"I think this proposal is an interesting concept and opens the door for us to re-evaluate how and to what extent RNOs are regulated and supported," he adds. But, he says, "there needs to be some sort of parameters established around the funding and part-time staff to make sure the city’s resources are being put to good use." It doesn't make much sense for the city to fund already lucrative organizations, he explains, and it would have to set up standards to ensure that RNOs manage their budgets responsibly.
Leiker thinks RNOs should aspire to be representative of those they serve. But he's skeptical that requiring representation is the best way to do that. One potential problem is that RNOs in wealthy, white neighborhoods may already reflect their neighborhood population fairly accurately by virtue of the people in them. It's the RNOs in economically and socially diverse neighborhoods that would be held to higher standards. "The implementation is going to be a little challenging, and I think this plan needs to be reviewed a little bit more," he continues.
George Mayl, the president of Denver INC, says, "When I got this [proposal], I was blinking my eyes. I don’t see any way that we’re going to change any way the RNOs are." He wants to sit down with Roberts and the East Colfax Neighborhood Association and learn more about their plan. "Right now," he adds, "I see no need to change any ordinance concerning RNOs."
Henry, the founder of Denver INC, shares those concerns. "My sense is that almost every neighborhood group is very concerned about diversity, gentrification and poverty, and we want to find ways to reach out and energize and bring to the discussion young folks, renters and older folks," he says. "Some of us, I think it’s fair to say, are just not too sure that mandated rules from the city or even funding from the city are sensible ways to regulate those very independent and very diverse neighborhoods. I’m just not sure it’s the best way to deal with the very legitimate issues [East Colfax Neighborhood Association] is identifying."

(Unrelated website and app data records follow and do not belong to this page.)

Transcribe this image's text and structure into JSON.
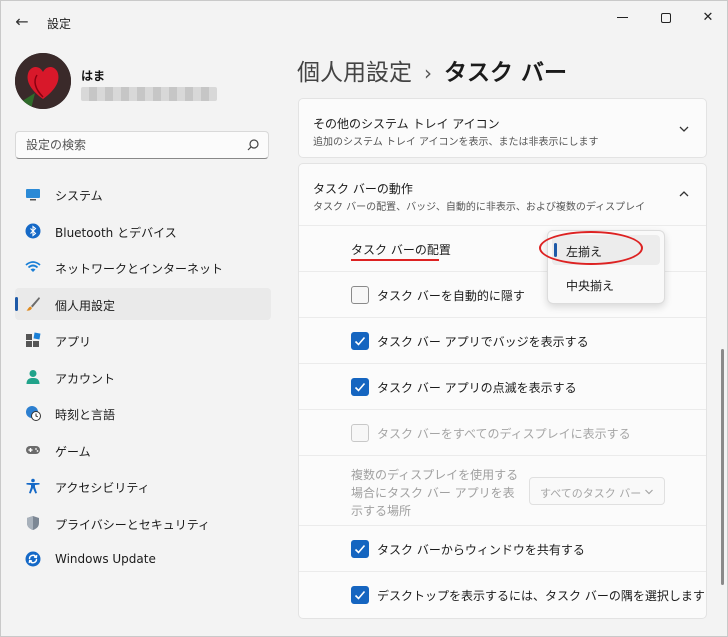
{
  "app": {
    "title": "設定",
    "back_icon": "arrow-left-icon"
  },
  "window_controls": [
    "minimize-icon",
    "maximize-icon",
    "close-icon"
  ],
  "user": {
    "name": "はま"
  },
  "search": {
    "placeholder": "設定の検索"
  },
  "sidebar": {
    "items": [
      {
        "label": "システム",
        "icon": "monitor-icon"
      },
      {
        "label": "Bluetooth とデバイス",
        "icon": "bluetooth-icon"
      },
      {
        "label": "ネットワークとインターネット",
        "icon": "wifi-icon"
      },
      {
        "label": "個人用設定",
        "icon": "brush-icon",
        "selected": true
      },
      {
        "label": "アプリ",
        "icon": "apps-icon"
      },
      {
        "label": "アカウント",
        "icon": "person-icon"
      },
      {
        "label": "時刻と言語",
        "icon": "globe-clock-icon"
      },
      {
        "label": "ゲーム",
        "icon": "gamepad-icon"
      },
      {
        "label": "アクセシビリティ",
        "icon": "accessibility-icon"
      },
      {
        "label": "プライバシーとセキュリティ",
        "icon": "shield-icon"
      },
      {
        "label": "Windows Update",
        "icon": "update-icon"
      }
    ]
  },
  "header": {
    "breadcrumb_parent": "個人用設定",
    "separator": "›",
    "current": "タスク バー"
  },
  "tray_card": {
    "title": "その他のシステム トレイ アイコン",
    "description": "追加のシステム トレイ アイコンを表示、または非表示にします"
  },
  "behavior_card": {
    "title": "タスク バーの動作",
    "description": "タスク バーの配置、バッジ、自動的に非表示、および複数のディスプレイ",
    "alignment_label": "タスク バーの配置",
    "alignment_options": [
      {
        "label": "左揃え",
        "selected": true
      },
      {
        "label": "中央揃え",
        "selected": false
      }
    ],
    "checkboxes": [
      {
        "label": "タスク バーを自動的に隠す",
        "checked": false,
        "disabled": false
      },
      {
        "label": "タスク バー アプリでバッジを表示する",
        "checked": true,
        "disabled": false
      },
      {
        "label": "タスク バー アプリの点滅を表示する",
        "checked": true,
        "disabled": false
      },
      {
        "label": "タスク バーをすべてのディスプレイに表示する",
        "checked": false,
        "disabled": true
      }
    ],
    "multi_display_label": "複数のディスプレイを使用する場合にタスク バー アプリを表示する場所",
    "multi_display_value": "すべてのタスク バー",
    "bottom_checkboxes": [
      {
        "label": "タスク バーからウィンドウを共有する",
        "checked": true
      },
      {
        "label": "デスクトップを表示するには、タスク バーの隅を選択します",
        "checked": true
      }
    ]
  },
  "colors": {
    "accent": "#1565c0",
    "annotation": "#dd2222"
  }
}
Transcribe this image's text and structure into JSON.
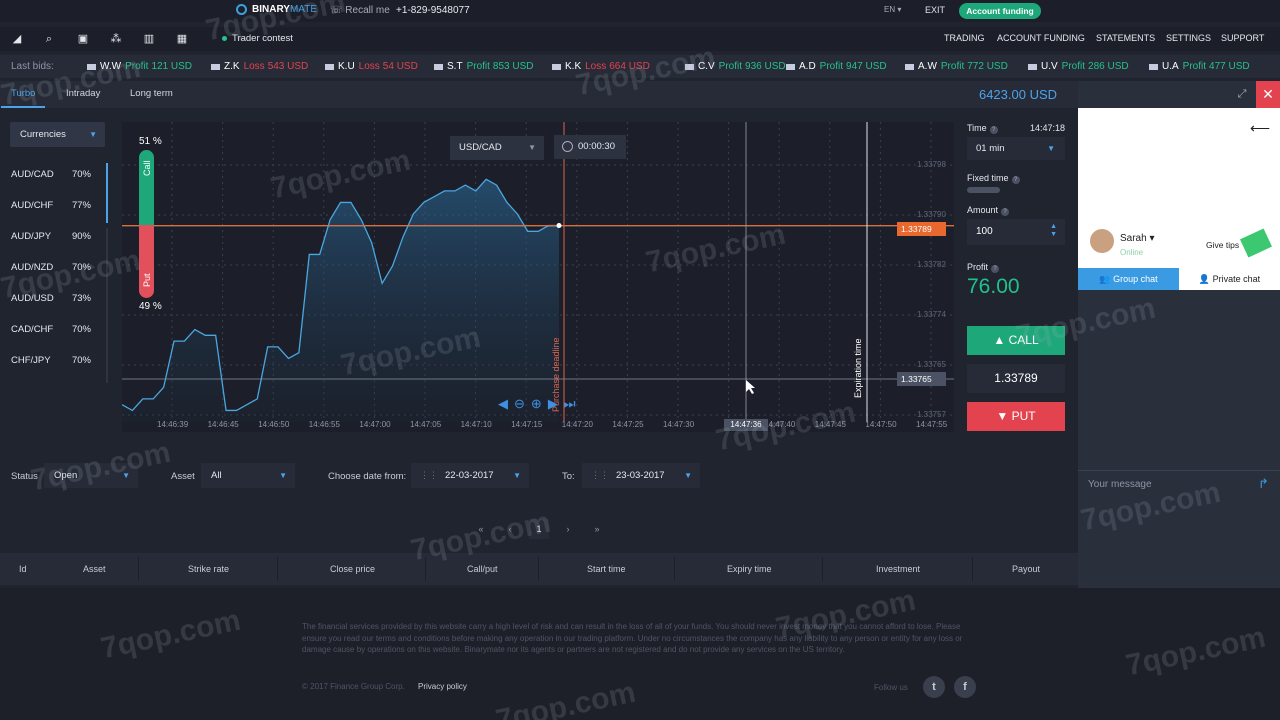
{
  "header": {
    "brand_part1": "BINARY",
    "brand_part2": "MATE",
    "recall": "Recall me",
    "phone": "+1-829-9548077",
    "language": "EN",
    "exit": "EXIT",
    "account_funding_button": "Account funding"
  },
  "navbar": {
    "contest": "Trader contest",
    "links": [
      "TRADING",
      "ACCOUNT FUNDING",
      "STATEMENTS",
      "SETTINGS",
      "SUPPORT"
    ]
  },
  "last_bids": {
    "label": "Last bids:",
    "items": [
      {
        "who": "W.W",
        "kind": "Profit",
        "amount": "121 USD"
      },
      {
        "who": "Z.K",
        "kind": "Loss",
        "amount": "543 USD"
      },
      {
        "who": "K.U",
        "kind": "Loss",
        "amount": "54 USD"
      },
      {
        "who": "S.T",
        "kind": "Profit",
        "amount": "853 USD"
      },
      {
        "who": "K.K",
        "kind": "Loss",
        "amount": "664 USD"
      },
      {
        "who": "C.V",
        "kind": "Profit",
        "amount": "936 USD"
      },
      {
        "who": "A.D",
        "kind": "Profit",
        "amount": "947 USD"
      },
      {
        "who": "A.W",
        "kind": "Profit",
        "amount": "772 USD"
      },
      {
        "who": "U.V",
        "kind": "Profit",
        "amount": "286 USD"
      },
      {
        "who": "U.A",
        "kind": "Profit",
        "amount": "477 USD"
      }
    ]
  },
  "tabs": [
    "Turbo",
    "Intraday",
    "Long term"
  ],
  "balance": "6423.00 USD",
  "asset_list": {
    "filter": "Currencies",
    "items": [
      {
        "pair": "AUD/CAD",
        "pct": "70%"
      },
      {
        "pair": "AUD/CHF",
        "pct": "77%"
      },
      {
        "pair": "AUD/JPY",
        "pct": "90%"
      },
      {
        "pair": "AUD/NZD",
        "pct": "70%"
      },
      {
        "pair": "AUD/USD",
        "pct": "73%"
      },
      {
        "pair": "CAD/CHF",
        "pct": "70%"
      },
      {
        "pair": "CHF/JPY",
        "pct": "70%"
      }
    ]
  },
  "chart": {
    "pair": "USD/CAD",
    "countdown": "00:00:30",
    "call_label": "Call",
    "put_label": "Put",
    "call_pct": "51 %",
    "put_pct": "49 %",
    "call_fraction": 0.51,
    "y_ticks": [
      "1.33798",
      "1.33790",
      "1.33782",
      "1.33774",
      "1.33765",
      "1.33757"
    ],
    "current_price_tag": "1.33789",
    "strike_tag": "1.33765",
    "x_ticks": [
      "14:46:39",
      "14:46:45",
      "14:46:50",
      "14:46:55",
      "14:47:00",
      "14:47:05",
      "14:47:10",
      "14:47:15",
      "14:47:20",
      "14:47:25",
      "14:47:30",
      "14:47:36",
      "14:47:40",
      "14:47:45",
      "14:47:50",
      "14:47:55"
    ],
    "current_time": "14:47:36",
    "purchase_deadline": "Purchase deadline",
    "expiration_time": "Expiration time",
    "series": [
      1.33758,
      1.33757,
      1.33759,
      1.33759,
      1.33761,
      1.33769,
      1.33769,
      1.33771,
      1.3377,
      1.3377,
      1.33757,
      1.33757,
      1.33758,
      1.33759,
      1.33768,
      1.33768,
      1.33766,
      1.33767,
      1.33784,
      1.33784,
      1.3379,
      1.33793,
      1.33793,
      1.3379,
      1.33786,
      1.33779,
      1.33782,
      1.33787,
      1.33791,
      1.33793,
      1.33794,
      1.33795,
      1.33795,
      1.33796,
      1.33795,
      1.33797,
      1.33796,
      1.33793,
      1.33791,
      1.33788,
      1.33788,
      1.33789,
      1.33789
    ]
  },
  "trade_panel": {
    "time_label": "Time",
    "clock": "14:47:18",
    "time_value": "01 min",
    "fixed_time_label": "Fixed time",
    "amount_label": "Amount",
    "amount_value": "100",
    "profit_label": "Profit",
    "profit_value": "76.00",
    "call_button": "CALL",
    "current_price": "1.33789",
    "put_button": "PUT"
  },
  "chat": {
    "agent_name": "Sarah",
    "status": "Online",
    "give_tips": "Give tips",
    "group_tab": "Group chat",
    "private_tab": "Private chat",
    "message_placeholder": "Your message"
  },
  "filters": {
    "status_label": "Status",
    "status_value": "Open",
    "asset_label": "Asset",
    "asset_value": "All",
    "date_from_label": "Choose date from:",
    "date_from": "22-03-2017",
    "to_label": "To:",
    "date_to": "23-03-2017"
  },
  "pagination": {
    "first": "«",
    "prev": "‹",
    "current": "1",
    "next": "›",
    "last": "»"
  },
  "table_headers": [
    "Id",
    "Asset",
    "Strike rate",
    "Close price",
    "Call/put",
    "Start time",
    "Expiry time",
    "Investment",
    "Payout"
  ],
  "footer": {
    "disclaimer": "The financial services provided by this website carry a high level of risk and can result in the loss of all of your funds. You should never invest money that you cannot afford to lose. Please ensure you read our terms and conditions before making any operation in our trading platform. Under no circumstances the company has any liability to any person or entity for any loss or damage cause by operations on this website. Binarymate nor its agents or partners are not registered and do not provide any services on the US territory.",
    "copyright": "© 2017 Finance Group Corp.",
    "privacy": "Privacy policy",
    "follow": "Follow us"
  },
  "watermark": "7qop.com",
  "colors": {
    "accent": "#4ca3ea",
    "call": "#1ea87a",
    "put": "#e2434f",
    "profit": "#27c08a",
    "loss": "#e2434f"
  }
}
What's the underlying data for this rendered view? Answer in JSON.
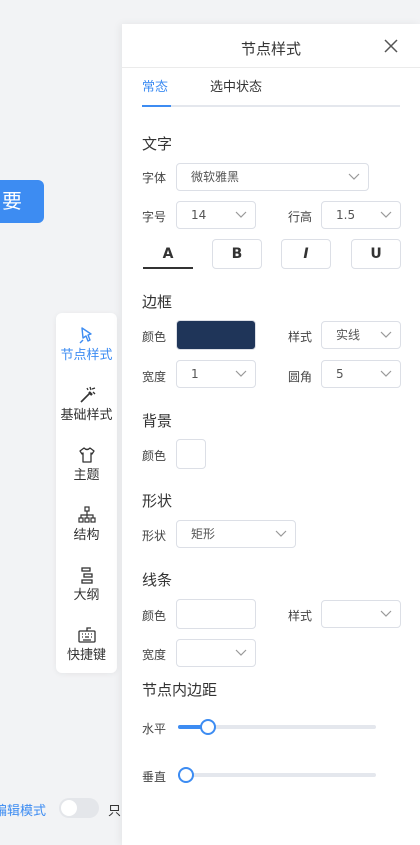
{
  "canvas": {
    "node_label": "要",
    "accent": "#3d8cf2"
  },
  "toolbar": {
    "items": [
      {
        "label": "节点样式",
        "icon": "paint-brush-icon",
        "active": true
      },
      {
        "label": "基础样式",
        "icon": "magic-wand-icon",
        "active": false
      },
      {
        "label": "主题",
        "icon": "shirt-icon",
        "active": false
      },
      {
        "label": "结构",
        "icon": "tree-structure-icon",
        "active": false
      },
      {
        "label": "大纲",
        "icon": "outline-list-icon",
        "active": false
      },
      {
        "label": "快捷键",
        "icon": "keyboard-icon",
        "active": false
      }
    ]
  },
  "bottom_bar": {
    "mode_label": "编辑模式",
    "readonly_label": "只"
  },
  "panel": {
    "title": "节点样式",
    "tabs": [
      {
        "label": "常态",
        "active": true
      },
      {
        "label": "选中状态",
        "active": false
      }
    ],
    "text_section": {
      "title": "文字",
      "font_label": "字体",
      "font_value": "微软雅黑",
      "size_label": "字号",
      "size_value": "14",
      "line_height_label": "行高",
      "line_height_value": "1.5",
      "bold_label": "A",
      "bold2_label": "B",
      "italic_label": "I",
      "underline_label": "U"
    },
    "border_section": {
      "title": "边框",
      "color_label": "颜色",
      "color_value": "#1f3559",
      "style_label": "样式",
      "style_value": "实线",
      "width_label": "宽度",
      "width_value": "1",
      "radius_label": "圆角",
      "radius_value": "5"
    },
    "background_section": {
      "title": "背景",
      "color_label": "颜色",
      "color_value": "#ffffff"
    },
    "shape_section": {
      "title": "形状",
      "shape_label": "形状",
      "shape_value": "矩形"
    },
    "line_section": {
      "title": "线条",
      "color_label": "颜色",
      "style_label": "样式",
      "width_label": "宽度"
    },
    "padding_section": {
      "title": "节点内边距",
      "horizontal_label": "水平",
      "horizontal_fraction": 0.15,
      "vertical_label": "垂直",
      "vertical_fraction": 0.0
    }
  }
}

Roberts, on the other hand, is doubtful RNOs will become truly diverse community organizations unless something structural changes. "There’s a whole tradition of not addressing these concerns and to obscure them systematically," he says. "This particular ordinance...has traditionally given voice at the grassroots level only to voices of privilege, and not the other way around. [Changing the ordinance] is not going to solve all problems, but there seems to be something there that can be shifted."
Read the proposal below: